Legislators move to delay whooping cough vaccine

Legislators move to delay whooping cough vaccine

Responding to panicked school districts that insist they will be unable to meet the looming whooping cough immunization deadline, state legislators are attempting to forge a last-minute change this week that will grant districts 30 extra days after classes begin to verify vaccinations of all seventh- through 12th-grade students.
Don't get sick

Don't Get Sick: The crisis in Stanislaus County

A health care crisis is sweeping the Central Valley, devastating middle-class and poor families and threatening to overwhelm the region’s fragile safety net.

Don't get sick

Middle-class conundrum: Too wealthy for aid, too poor to afford

For a long time, Laura and David Hinton were living their version of the American dream.

Don't get sick

Modestan loses smile when Medi-Cal drops optional benefits

John Stygar doesn’t smile anymore.

With only four teeth remaining in his mouth, he’s too embarrassed.

Don't get sick

TwentySomethings: In a state of insurance 'limbo'

During the school year, Nikki Boudreau has access to health care through California State University, Stanislaus, where she’s a senior.

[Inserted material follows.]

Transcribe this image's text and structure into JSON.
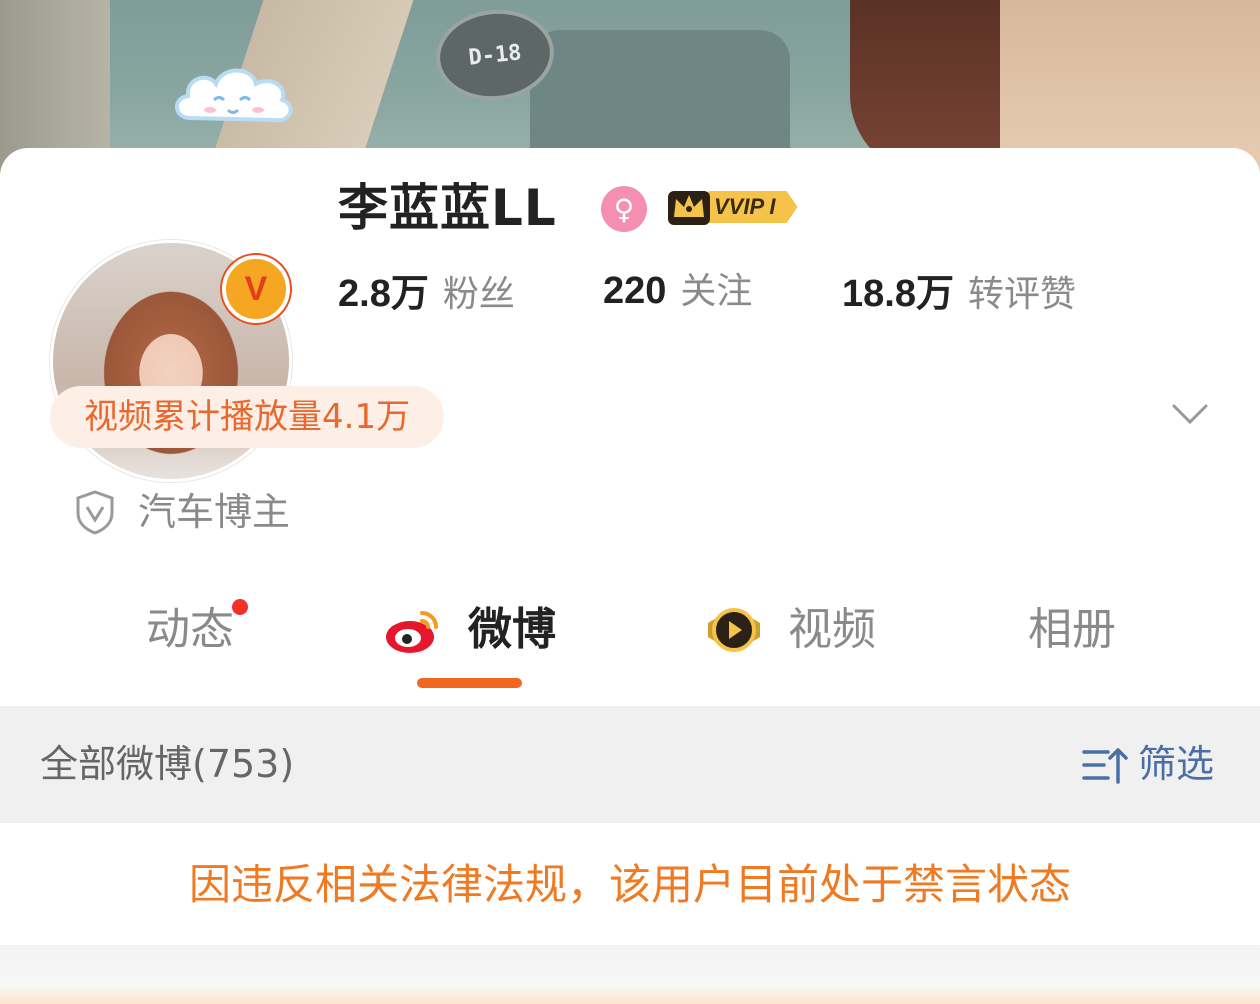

But come summertime, and during school breaks, she is uninsured.

Don't get sick

Nurse: More middle-class patients accessing system

Older patients often assume Planned Parenthood is all about condoms and birth control pills, and feel embarrassed to be seen there, she said.

Don't get sick

Modesto JC Student: Waiting out an illness

A few months ago, Josue Jimenez had a fever and a bad stomach ache. On the first and second day, he wasn’t too worried. By the third day, he started getting nervous. Why wasn’t he better yet?

Don't get sick

Healthy Outlook? Doctors, officials seek new solutions

The national health care crisis has hit hard in Stanislaus County.

Don't get sick

Healthy Change: 'Benefactor' approach in Modesto provides for uninsured

There are two entrances to St. Luke's Family Practice. The first door to this unique nonprofit Catholic doctors' office — housed at the back of a Modesto shopping center — is for well-to-do patients who pay an annual premium to access boutique-style medicine.

Pages

© 2018 Center for Health Reporting

Login